Exercise: The response should be a precise copy of every entry.

(Source data)
========================================================================

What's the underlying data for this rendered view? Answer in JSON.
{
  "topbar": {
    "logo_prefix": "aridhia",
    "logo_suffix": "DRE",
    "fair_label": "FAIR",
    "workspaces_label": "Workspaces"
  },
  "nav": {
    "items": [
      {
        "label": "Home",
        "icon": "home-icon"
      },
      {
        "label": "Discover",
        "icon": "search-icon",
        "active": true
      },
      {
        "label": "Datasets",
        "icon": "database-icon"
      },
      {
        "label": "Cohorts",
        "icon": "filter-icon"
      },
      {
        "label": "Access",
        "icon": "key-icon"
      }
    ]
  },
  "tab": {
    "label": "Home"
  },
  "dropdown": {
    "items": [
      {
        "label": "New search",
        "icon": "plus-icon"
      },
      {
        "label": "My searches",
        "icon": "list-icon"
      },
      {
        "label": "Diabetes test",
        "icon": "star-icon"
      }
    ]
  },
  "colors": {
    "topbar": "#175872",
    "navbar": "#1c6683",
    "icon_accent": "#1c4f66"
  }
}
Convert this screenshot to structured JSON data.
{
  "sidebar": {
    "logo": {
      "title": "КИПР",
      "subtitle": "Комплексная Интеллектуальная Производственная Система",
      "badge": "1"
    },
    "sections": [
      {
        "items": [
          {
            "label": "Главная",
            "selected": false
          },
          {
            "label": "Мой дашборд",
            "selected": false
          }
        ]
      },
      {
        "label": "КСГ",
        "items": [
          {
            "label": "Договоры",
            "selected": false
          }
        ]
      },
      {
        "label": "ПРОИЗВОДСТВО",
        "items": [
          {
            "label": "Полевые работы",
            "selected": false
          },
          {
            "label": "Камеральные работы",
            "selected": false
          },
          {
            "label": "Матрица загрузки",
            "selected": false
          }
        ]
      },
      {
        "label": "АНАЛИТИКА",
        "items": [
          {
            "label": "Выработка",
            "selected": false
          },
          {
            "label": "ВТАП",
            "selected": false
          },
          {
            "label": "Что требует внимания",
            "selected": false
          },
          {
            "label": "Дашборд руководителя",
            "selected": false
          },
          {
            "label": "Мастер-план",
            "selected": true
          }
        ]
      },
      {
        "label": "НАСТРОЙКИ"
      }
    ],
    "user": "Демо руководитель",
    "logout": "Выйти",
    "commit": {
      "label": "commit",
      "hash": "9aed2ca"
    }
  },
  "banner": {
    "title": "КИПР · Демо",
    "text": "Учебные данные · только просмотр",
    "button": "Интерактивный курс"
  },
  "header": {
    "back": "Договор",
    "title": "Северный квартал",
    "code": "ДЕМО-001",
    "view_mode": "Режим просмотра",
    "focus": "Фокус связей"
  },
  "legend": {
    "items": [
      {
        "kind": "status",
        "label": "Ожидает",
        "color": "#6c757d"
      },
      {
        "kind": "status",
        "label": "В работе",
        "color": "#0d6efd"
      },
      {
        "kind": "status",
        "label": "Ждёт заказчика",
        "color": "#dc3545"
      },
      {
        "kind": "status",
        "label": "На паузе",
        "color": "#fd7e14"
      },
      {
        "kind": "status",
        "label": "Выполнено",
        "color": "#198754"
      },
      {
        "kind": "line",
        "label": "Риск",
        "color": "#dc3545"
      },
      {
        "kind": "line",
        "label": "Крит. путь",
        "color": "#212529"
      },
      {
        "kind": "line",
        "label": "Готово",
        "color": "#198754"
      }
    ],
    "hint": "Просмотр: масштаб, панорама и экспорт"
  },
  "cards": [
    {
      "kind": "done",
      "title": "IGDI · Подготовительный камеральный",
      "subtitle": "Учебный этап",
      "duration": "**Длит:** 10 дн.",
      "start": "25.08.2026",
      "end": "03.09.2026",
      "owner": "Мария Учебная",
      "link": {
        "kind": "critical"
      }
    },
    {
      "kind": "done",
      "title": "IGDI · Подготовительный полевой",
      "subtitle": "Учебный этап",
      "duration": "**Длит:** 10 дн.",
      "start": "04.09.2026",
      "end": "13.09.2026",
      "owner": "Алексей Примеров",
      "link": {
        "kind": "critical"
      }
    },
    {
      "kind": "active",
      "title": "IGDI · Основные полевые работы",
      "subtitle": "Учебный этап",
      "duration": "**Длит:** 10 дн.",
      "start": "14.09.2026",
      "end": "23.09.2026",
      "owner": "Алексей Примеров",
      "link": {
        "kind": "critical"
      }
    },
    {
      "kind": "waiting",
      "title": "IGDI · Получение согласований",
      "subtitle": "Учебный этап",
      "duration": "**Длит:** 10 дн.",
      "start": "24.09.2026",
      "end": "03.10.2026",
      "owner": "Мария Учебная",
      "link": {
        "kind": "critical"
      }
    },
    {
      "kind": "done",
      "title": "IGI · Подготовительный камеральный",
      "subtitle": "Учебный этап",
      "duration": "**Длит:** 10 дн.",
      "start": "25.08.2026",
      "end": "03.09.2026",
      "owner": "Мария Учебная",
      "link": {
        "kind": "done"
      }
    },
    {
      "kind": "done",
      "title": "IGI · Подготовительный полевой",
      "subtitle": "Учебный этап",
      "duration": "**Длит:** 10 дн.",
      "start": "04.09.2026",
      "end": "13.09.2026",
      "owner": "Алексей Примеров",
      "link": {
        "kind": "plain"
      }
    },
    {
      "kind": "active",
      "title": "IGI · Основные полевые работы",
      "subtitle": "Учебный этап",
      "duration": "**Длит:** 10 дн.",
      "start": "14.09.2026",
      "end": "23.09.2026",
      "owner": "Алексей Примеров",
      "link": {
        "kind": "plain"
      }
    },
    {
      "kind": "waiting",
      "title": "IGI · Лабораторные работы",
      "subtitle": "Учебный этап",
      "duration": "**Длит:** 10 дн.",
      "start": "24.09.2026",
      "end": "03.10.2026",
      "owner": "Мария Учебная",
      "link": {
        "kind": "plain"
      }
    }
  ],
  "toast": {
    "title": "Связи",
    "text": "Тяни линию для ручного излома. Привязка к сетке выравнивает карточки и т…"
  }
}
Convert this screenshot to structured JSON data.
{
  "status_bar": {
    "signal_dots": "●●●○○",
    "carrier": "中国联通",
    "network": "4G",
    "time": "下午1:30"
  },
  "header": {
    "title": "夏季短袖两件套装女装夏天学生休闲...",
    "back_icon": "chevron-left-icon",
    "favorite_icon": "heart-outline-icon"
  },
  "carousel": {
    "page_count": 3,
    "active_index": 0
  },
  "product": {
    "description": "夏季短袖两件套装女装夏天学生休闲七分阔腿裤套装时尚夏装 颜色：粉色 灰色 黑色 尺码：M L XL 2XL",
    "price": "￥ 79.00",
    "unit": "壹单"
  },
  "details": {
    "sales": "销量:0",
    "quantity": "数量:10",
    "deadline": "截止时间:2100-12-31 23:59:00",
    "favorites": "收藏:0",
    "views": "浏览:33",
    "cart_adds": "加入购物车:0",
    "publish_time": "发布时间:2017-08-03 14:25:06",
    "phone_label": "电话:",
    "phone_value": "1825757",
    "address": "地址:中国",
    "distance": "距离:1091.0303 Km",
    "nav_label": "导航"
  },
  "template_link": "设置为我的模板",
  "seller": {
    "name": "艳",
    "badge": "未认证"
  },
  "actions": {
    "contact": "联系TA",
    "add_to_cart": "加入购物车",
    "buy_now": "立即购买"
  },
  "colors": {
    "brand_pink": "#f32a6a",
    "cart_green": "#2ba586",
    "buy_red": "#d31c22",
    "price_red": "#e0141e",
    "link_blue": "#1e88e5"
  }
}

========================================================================

Answer for this exercise:
What's the underlying data for this rendered view? Answer in JSON.
{
  "topbar": {
    "logo_prefix": "aridhia",
    "logo_suffix": "DRE",
    "fair_label": "FAIR",
    "workspaces_label": "Workspaces"
  },
  "nav": {
    "items": [
      {
        "label": "Home",
        "icon": "home-icon"
      },
      {
        "label": "Discover",
        "icon": "search-icon",
        "active": true
      },
      {
        "label": "Datasets",
        "icon": "database-icon"
      },
      {
        "label": "Cohorts",
        "icon": "filter-icon"
      },
      {
        "label": "Access",
        "icon": "key-icon"
      }
    ]
  },
  "tab": {
    "label": "Home"
  },
  "dropdown": {
    "items": [
      {
        "label": "New search",
        "icon": "plus-icon"
      },
      {
        "label": "My searches",
        "icon": "list-icon"
      },
      {
        "label": "Diabetes test",
        "icon": "star-icon"
      }
    ]
  },
  "colors": {
    "topbar": "#175872",
    "navbar": "#1c6683",
    "icon_accent": "#1c4f66"
  }
}
Convert this screenshot to structured JSON data.
{
  "sidebar": {
    "logo": {
      "title": "КИПР",
      "subtitle": "Комплексная Интеллектуальная Производственная Система",
      "badge": "1"
    },
    "sections": [
      {
        "items": [
          {
            "label": "Главная",
            "selected": false
          },
          {
            "label": "Мой дашборд",
            "selected": false
          }
        ]
      },
      {
        "label": "КСГ",
        "items": [
          {
            "label": "Договоры",
            "selected": false
          }
        ]
      },
      {
        "label": "ПРОИЗВОДСТВО",
        "items": [
          {
            "label": "Полевые работы",
            "selected": false
          },
          {
            "label": "Камеральные работы",
            "selected": false
          },
          {
            "label": "Матрица загрузки",
            "selected": false
          }
        ]
      },
      {
        "label": "АНАЛИТИКА",
        "items": [
          {
            "label": "Выработка",
            "selected": false
          },
          {
            "label": "ВТАП",
            "selected": false
          },
          {
            "label": "Что требует внимания",
            "selected": false
          },
          {
            "label": "Дашборд руководителя",
            "selected": false
          },
          {
            "label": "Мастер-план",
            "selected": true
          }
        ]
      },
      {
        "label": "НАСТРОЙКИ"
      }
    ],
    "user": "Демо руководитель",
    "logout": "Выйти",
    "commit": {
      "label": "commit",
      "hash": "9aed2ca"
    }
  },
  "banner": {
    "title": "КИПР · Демо",
    "text": "Учебные данные · только просмотр",
    "button": "Интерактивный курс"
  },
  "header": {
    "back": "Договор",
    "title": "Северный квартал",
    "code": "ДЕМО-001",
    "view_mode": "Режим просмотра",
    "focus": "Фокус связей"
  },
  "legend": {
    "items": [
      {
        "kind": "status",
        "label": "Ожидает",
        "color": "#6c757d"
      },
      {
        "kind": "status",
        "label": "В работе",
        "color": "#0d6efd"
      },
      {
        "kind": "status",
        "label": "Ждёт заказчика",
        "color": "#dc3545"
      },
      {
        "kind": "status",
        "label": "На паузе",
        "color": "#fd7e14"
      },
      {
        "kind": "status",
        "label": "Выполнено",
        "color": "#198754"
      },
      {
        "kind": "line",
        "label": "Риск",
        "color": "#dc3545"
      },
      {
        "kind": "line",
        "label": "Крит. путь",
        "color": "#212529"
      },
      {
        "kind": "line",
        "label": "Готово",
        "color": "#198754"
      }
    ],
    "hint": "Просмотр: масштаб, панорама и экспорт"
  },
  "cards": [
    {
      "kind": "done",
      "title": "IGDI · Подготовительный камеральный",
      "subtitle": "Учебный этап",
      "duration": "**Длит:** 10 дн.",
      "start": "25.08.2026",
      "end": "03.09.2026",
      "owner": "Мария Учебная",
      "link": {
        "kind": "critical"
      }
    },
    {
      "kind": "done",
      "title": "IGDI · Подготовительный полевой",
      "subtitle": "Учебный этап",
      "duration": "**Длит:** 10 дн.",
      "start": "04.09.2026",
      "end": "13.09.2026",
      "owner": "Алексей Примеров",
      "link": {
        "kind": "critical"
      }
    },
    {
      "kind": "active",
      "title": "IGDI · Основные полевые работы",
      "subtitle": "Учебный этап",
      "duration": "**Длит:** 10 дн.",
      "start": "14.09.2026",
      "end": "23.09.2026",
      "owner": "Алексей Примеров",
      "link": {
        "kind": "critical"
      }
    },
    {
      "kind": "waiting",
      "title": "IGDI · Получение согласований",
      "subtitle": "Учебный этап",
      "duration": "**Длит:** 10 дн.",
      "start": "24.09.2026",
      "end": "03.10.2026",
      "owner": "Мария Учебная",
      "link": {
        "kind": "critical"
      }
    },
    {
      "kind": "done",
      "title": "IGI · Подготовительный камеральный",
      "subtitle": "Учебный этап",
      "duration": "**Длит:** 10 дн.",
      "start": "25.08.2026",
      "end": "03.09.2026",
      "owner": "Мария Учебная",
      "link": {
        "kind": "done"
      }
    },
    {
      "kind": "done",
      "title": "IGI · Подготовительный полевой",
      "subtitle": "Учебный этап",
      "duration": "**Длит:** 10 дн.",
      "start": "04.09.2026",
      "end": "13.09.2026",
      "owner": "Алексей Примеров",
      "link": {
        "kind": "plain"
      }
    },
    {
      "kind": "active",
      "title": "IGI · Основные полевые работы",
      "subtitle": "Учебный этап",
      "duration": "**Длит:** 10 дн.",
      "start": "14.09.2026",
      "end": "23.09.2026",
      "owner": "Алексей Примеров",
      "link": {
        "kind": "plain"
      }
    },
    {
      "kind": "waiting",
      "title": "IGI · Лабораторные работы",
      "subtitle": "Учебный этап",
      "duration": "**Длит:** 10 дн.",
      "start": "24.09.2026",
      "end": "03.10.2026",
      "owner": "Мария Учебная",
      "link": {
        "kind": "plain"
      }
    }
  ],
  "toast": {
    "title": "Связи",
    "text": "Тяни линию для ручного излома. Привязка к сетке выравнивает карточки и т…"
  }
}
Convert this screenshot to structured JSON data.
{
  "status_bar": {
    "signal_dots": "●●●○○",
    "carrier": "中国联通",
    "network": "4G",
    "time": "下午1:30"
  },
  "header": {
    "title": "夏季短袖两件套装女装夏天学生休闲...",
    "back_icon": "chevron-left-icon",
    "favorite_icon": "heart-outline-icon"
  },
  "carousel": {
    "page_count": 3,
    "active_index": 0
  },
  "product": {
    "description": "夏季短袖两件套装女装夏天学生休闲七分阔腿裤套装时尚夏装 颜色：粉色 灰色 黑色 尺码：M L XL 2XL",
    "price": "￥ 79.00",
    "unit": "壹单"
  },
  "details": {
    "sales": "销量:0",
    "quantity": "数量:10",
    "deadline": "截止时间:2100-12-31 23:59:00",
    "favorites": "收藏:0",
    "views": "浏览:33",
    "cart_adds": "加入购物车:0",
    "publish_time": "发布时间:2017-08-03 14:25:06",
    "phone_label": "电话:",
    "phone_value": "1825757",
    "address": "地址:中国",
    "distance": "距离:1091.0303 Km",
    "nav_label": "导航"
  },
  "template_link": "设置为我的模板",
  "seller": {
    "name": "艳",
    "badge": "未认证"
  },
  "actions": {
    "contact": "联系TA",
    "add_to_cart": "加入购物车",
    "buy_now": "立即购买"
  },
  "colors": {
    "brand_pink": "#f32a6a",
    "cart_green": "#2ba586",
    "buy_red": "#d31c22",
    "price_red": "#e0141e",
    "link_blue": "#1e88e5"
  }
}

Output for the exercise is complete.